In addition the "pseudo sewer system" being removed is replaced with a true split system. The largest in Canada from what I read.

said by Juggernaut:

Edit to add, if it's rain, it's a storm sewer and not sanitary.

No.

So in regards to "fartness" and his concerns and nervous breakdown to come Don't give an inch to the city. Take them for everything you can. Every little screw you lost and total decontamination costs.

You should be talking with neighbours and get a dozen or so of them together and go split the costs of a lawyer among you all to force your city to pay every little thing possible. None of this crap about you paying the plumber or back-water valve. In addition the lawyer should make a demand about getting it fixed since what you stated shows it's a fault in the city design and system that can't handle a minor event.

Consider this and talk about it with others. Split the costs among a small gang of you to fight back. Or get walked on by the city as you give them your tax money for nothing.

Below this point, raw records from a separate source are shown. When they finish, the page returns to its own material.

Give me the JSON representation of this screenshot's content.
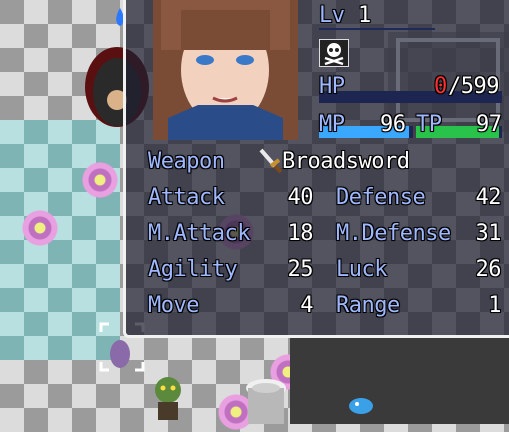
{
  "unit": {
    "level_label": "Lv",
    "level": "1",
    "status_icon": "skull-icon",
    "hp_label": "HP",
    "hp_current": "0",
    "hp_sep_max": "/599",
    "hp_fraction": 0.0,
    "mp_label": "MP",
    "mp_value": "96",
    "mp_fraction": 0.96,
    "tp_label": "TP",
    "tp_value": "97",
    "tp_fraction": 0.97,
    "weapon_label": "Weapon",
    "weapon_icon": "sword-icon",
    "weapon_name": "Broadsword"
  },
  "stats": [
    {
      "label": "Attack",
      "value": "40"
    },
    {
      "label": "Defense",
      "value": "42"
    },
    {
      "label": "M.Attack",
      "value": "18"
    },
    {
      "label": "M.Defense",
      "value": "31"
    },
    {
      "label": "Agility",
      "value": "25"
    },
    {
      "label": "Luck",
      "value": "26"
    },
    {
      "label": "Move",
      "value": "4"
    },
    {
      "label": "Range",
      "value": "1"
    }
  ],
  "colors": {
    "label": "#9fb8ff",
    "hp_zero": "#ff3030",
    "mp_bar": "#3aa8ff",
    "tp_bar": "#29c24a",
    "panel_border": "#f1f1f1"
  }
}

Jack_in_VA
Premium
join:2007-11-26
North, VA
kudos:1
Reviews:
·Millenicom
reply to robbin

said by robbin:

I understand that you live on the bay. What I am wondering is how is it done. County by county? Within x miles of the bay?

It's actually the entire Chesapeake Bay watershed which includes most of Virginia, Maryland, Pennsylvania and D.C.



Above is the Virginia territory.

Combined Sewer Overflow (CSO) Locations in Virginia




Above is the U.S. areas that have combined sewers.

Bob4
Account deleted

join:2012-07-22
New Jersey
reply to Bob4

The sewer backup insurance is not expensive. My premium is only $15 per year.



fartness
computersoc dot com
Premium
join:2003-03-25
Look Outside

What is the deductible, and is it a separate deductible, say if a storm knocks your roof off?



Indeedy

@videotron.ca
reply to Bob4

said by Bob4:

The sewer backup insurance is not expensive. My premium is only $15 per year.

You have a diff sewer design. Maybe a non-finished basement? WHo knows.

I know over here there are some houses/area's they will not even insure. I have it, but it will only cover up to something like 15K. They won't give more.

Most insurance companies are very wise to what area has what. I expect this guy to get bare minimum, 10-15K coverage. But the US may be different when it comes to insurance. Certainly isn't a 15$ add-on here when in a problem area.

Even with the millions being spent to refurb everything to surpass code. I call the INS and said I should be getting a reduction since the risk is low and the risk is limited to a 100 year event. Girl on the phone laughed at me and said, "insurance never goes down". Told me to bring the issue up with some Canadian board to force a review.

I expect I will have to get some signatures and the engineers reports before they stop laughing at me.

I expect no less in the states... But then again, we here horror stories here about how they don't pay out when things happen...

I'm curious what they will tell him. Let us know...

Bob4
Account deleted

join:2012-07-22
New Jersey

My insurance company has lowered rates in the past. They even give me 5% of my premium back when I renew.



Indeedy

@videotron.ca

said by Bob4:

My insurance company has lowered rates in the past. They even give me 5% of my premium back when I renew.

Ah. Yeah, piddly combined insurance discounts, or loyalty discounts. etc etc But when rates go up, they don't actually lower the *stated* rate.

I get 10% for having a few things insured with them. But that didn't stop the rate from increasing. The rate should decrease due to the lower risk and lower probability of a damage causing event. Insurance is all based on probability and risk. Rates are based on that.

Anyhow... It will be interesting what they state to him. I'm a little curious about the differences between here and there.

They may demand a backflow preventer (backwater valve) before he even gets insured. Which is very possible.